I mean, I’d much rather use an old broadhead or a field point with a judo point or something like that. I just think there are a lot better choices for small game.
But for something fun to try, yeah, I think it’s worth a look for that. So check out the scores. The score sheet is a little bit different because it’s not the typical kind of broadhead that I test. And also, check out my Lusk grade for it.
When it comes to whitetail and other types of deer, there are two time periods during the year that are particularly fascinating.
For hunters, the “rut” is certainly an important time, as males seek out females for breeding. During this time, the woods and hunting grounds are alive with activity and often provide a hunter the best opportunity at the buck of a lifetime.
And, while the conclusion of the rut often signals the end of hunting season for many, a different stage will soon begin. In the Spring and Summer months, does will begin birthing fawns that were conceived during the rut and a new part of the life cycle will begin.
If you frequent the woods during this time, you just might catch a peek at a small, spotted whitetail fawn.
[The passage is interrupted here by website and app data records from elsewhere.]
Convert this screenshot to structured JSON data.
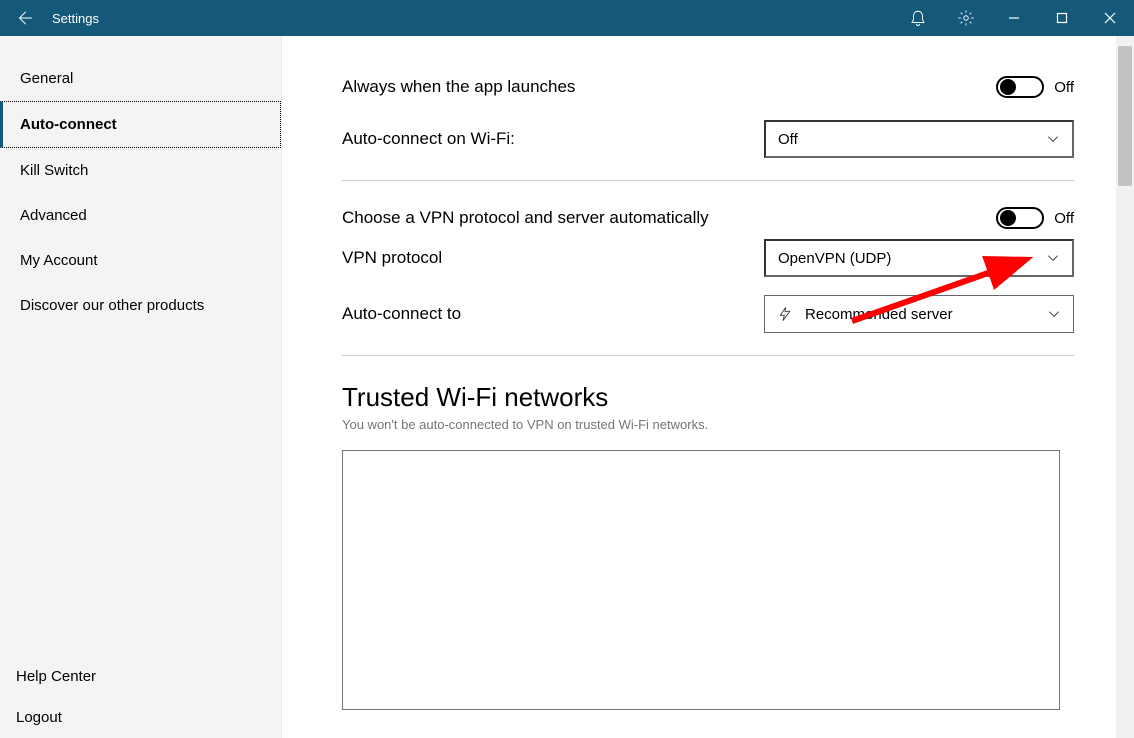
{
  "titlebar": {
    "title": "Settings"
  },
  "sidebar": {
    "items": [
      {
        "label": "General"
      },
      {
        "label": "Auto-connect"
      },
      {
        "label": "Kill Switch"
      },
      {
        "label": "Advanced"
      },
      {
        "label": "My Account"
      },
      {
        "label": "Discover our other products"
      }
    ],
    "bottom": [
      {
        "label": "Help Center"
      },
      {
        "label": "Logout"
      }
    ],
    "active_index": 1
  },
  "settings": {
    "always_launch_label": "Always when the app launches",
    "always_launch_state": "Off",
    "wifi_label": "Auto-connect on Wi-Fi:",
    "wifi_value": "Off",
    "auto_proto_label": "Choose a VPN protocol and server automatically",
    "auto_proto_state": "Off",
    "protocol_label": "VPN protocol",
    "protocol_value": "OpenVPN (UDP)",
    "connect_to_label": "Auto-connect to",
    "connect_to_value": "Recommended server",
    "trusted_title": "Trusted Wi-Fi networks",
    "trusted_sub": "You won't be auto-connected to VPN on trusted Wi-Fi networks."
  },
  "colors": {
    "brand": "#14597a",
    "arrow": "#ff0000"
  }
}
And, if you utilize trail cameras during the Summer months to keep tabs on your herd, a picture of a fawn is always a welcome surprise.
But, how long are deer pregnant, and how can you figure out when the fawns will start dropping in your area?
The spotted coat of a whitetail fawn is a beautiful thing to see. You have the best chance to see these young deer in May or June.
Gestation period of Whitetail Deer
To determine the approximate conception date of a whitetail fawn or the estimated birth date, you have to first know the gestation period (how long the baby deer is in the womb between conception and birth.)
According to Mark K. Johnson, Professor at the School of Renewable Natural Resources at Louisiana State University, the gestation period for whitetail deer (Odocoileus virginianus) in the northern U.S. are similar to that of whitetail in the southern states, ranging from 193 to 205 days (Spring 2002 issue of Louisiana Agriculture).
Based on those statistics, whitetail does bred in early November would likely be born in mid-May to early June. So, female whitetail deer are pregnant for about 6 and a half months.
If you happen to have trail cameras out during the Summer months, you may catch a photo or video of a fawn with its mother. The unmistakable spots on young fawns is beautiful to see until they begin to fade 3 to 4 months after birth.
While the number of days that whitetail deer and mule deer are pregnant is very similar, the elk (Cervus canadensishas) a longer pregnancy.
According the Minnesota Elk Breeders Association, the average gestation period for elk is approximately 246 days. The “rut” time period for elk ranges from late August to late October with calves typically being born in May or June.
Bull elk have a gestation time of approximately 246 days.